On a five-year, $20,000 new-car loan, for example, a terrific score could get you a rate of 4.6 percent, according to FICO, the leading score provider. A terrible score could mean paying 17 percent interest.

A score higher than 660 or 670 should get you decent rates. Below that, you'll really pay up.

Do check your credit score before you buy — ideally, months before — and fix it if need be. There's no magic shortcut. Your best strategy is just to consistently make payments on time and pay down your debts.

If your bank or credit card issuer doesn't give you a free look at a score of yours, visit WalletHub.com, CreditSesame.com or CreditKarma.com. Also, go to AnnualCreditReport.com to check each of the three major credit bureaus for any errors in your credit history.

2. Play the field

Don't limit yourself to the financing presented by your dealer.

Instead, a few days or weeks before doing your final round of car shopping, approach other lenders — banks, credit unions or online auto-financing companies — for a nonbinding preapproval on a loan. You may get a better rate than what you'll be offered on the lot.

3. Deal with the dealer

With another loan offer in your pocket, you're better equipped to negotiate. And you should negotiate.

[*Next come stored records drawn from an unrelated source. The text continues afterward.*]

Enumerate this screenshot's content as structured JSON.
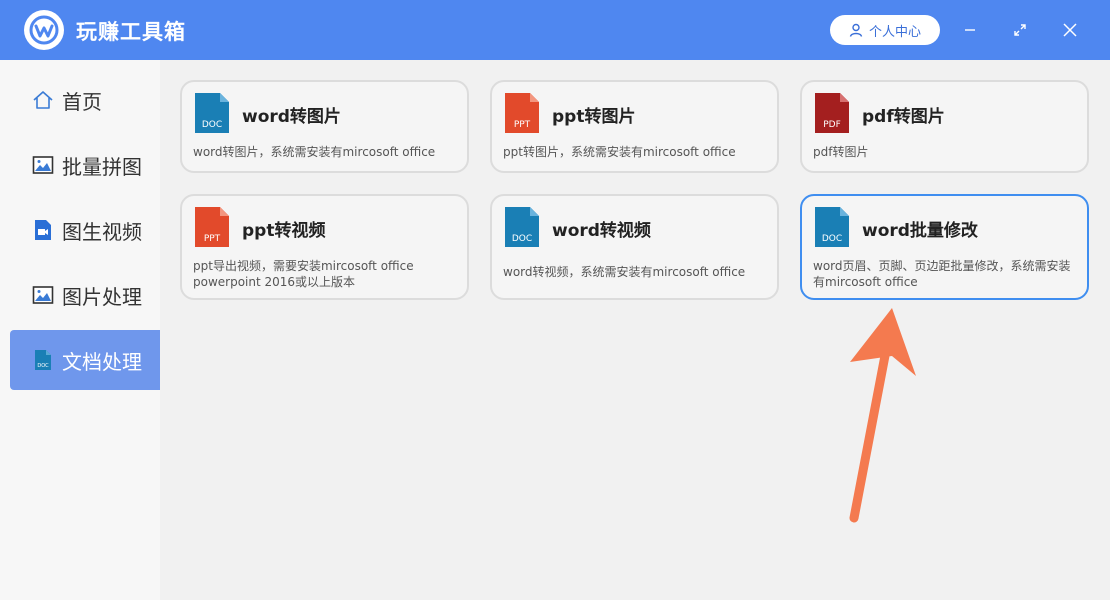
{
  "app": {
    "title": "玩赚工具箱"
  },
  "header": {
    "user_center_label": "个人中心"
  },
  "sidebar": {
    "items": [
      {
        "label": "首页",
        "icon": "home-icon"
      },
      {
        "label": "批量拼图",
        "icon": "image-icon"
      },
      {
        "label": "图生视频",
        "icon": "video-file-icon"
      },
      {
        "label": "图片处理",
        "icon": "image-icon"
      },
      {
        "label": "文档处理",
        "icon": "doc-file-icon",
        "active": true
      }
    ]
  },
  "cards": [
    {
      "title": "word转图片",
      "desc": "word转图片，系统需安装有mircosoft office",
      "type": "DOC",
      "color": "#1a7fb5"
    },
    {
      "title": "ppt转图片",
      "desc": "ppt转图片，系统需安装有mircosoft office",
      "type": "PPT",
      "color": "#e24a2b"
    },
    {
      "title": "pdf转图片",
      "desc": "pdf转图片",
      "type": "PDF",
      "color": "#a41f1f"
    },
    {
      "title": "ppt转视频",
      "desc": "ppt导出视频，需要安装mircosoft office powerpoint 2016或以上版本",
      "type": "PPT",
      "color": "#e24a2b"
    },
    {
      "title": "word转视频",
      "desc": "word转视频，系统需安装有mircosoft office",
      "type": "DOC",
      "color": "#1a7fb5"
    },
    {
      "title": "word批量修改",
      "desc": "word页眉、页脚、页边距批量修改，系统需安装有mircosoft office",
      "type": "DOC",
      "color": "#1a7fb5",
      "selected": true
    }
  ],
  "colors": {
    "header": "#4f87f0",
    "active_nav": "#6f97ec",
    "selected_border": "#3f8ef0",
    "arrow": "#f47a4f"
  }
}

close up of a gold car parked near the water during sunset

AARP Auto Buying Program Powered by TrueCar

Shop for a car with safety features you want. Buyers can get a free AARP Smart Driver course.

close up of a gold car parked near the water during sunset

Please Select Make

Please Enter ZIP Code

Please Select Make

Please Enter ZIP Code

As the Consumer Financial Protection Bureau notes, the seller doesn't have to offer you the best rate for which you qualify. You may be able to get your rate lowered or any origination fees reduced or waived.

Keep an eye out, too, for special deals, such as financing as low as zero percent, when a dealer wants to boost sales on a poorly selling model or clear out old inventory. The catch: You'll likely need excellent credit to qualify.

See more Insurance offers >

 

Watch: How to Get the Best Car Loan

4. Keep it short

Although stretching the length of a car loan will lower your monthly payment, it's nearly always better to keep your loan term short — absolutely no longer than five years, or 60 months, for a new car.

Shorter terms tend to have lower rates, but their biggest advantage is that they give interest less time to accrue, reducing total costs. For example, a $20,000 loan that you pay off in four years at $488 a month would save you about $1,800 in interest costs, compared with a six-year loan in which you pay $351 a month.

If you can't swing the monthly payment on a four- or five-year loan for the car you like, it probably makes sense for you to switch your focus and start shopping for a lower-priced vehicle.

5. Play it safe

Here's another good reason to borrow cautiously: If you can't keep up with your payments, your lender can repossess your vehicle. The leeway you have varies.

In many states it takes three missed payments in a row before your car can be repossessed. In others, including California, a lender may be able to repo if you miss your payment for just one month.

Warren Clarke has been writing about autos for 17 years, many of them as content editor for edmunds.com.

Discover AARP Members Only Access

Join AARP to Continue

Already a Member?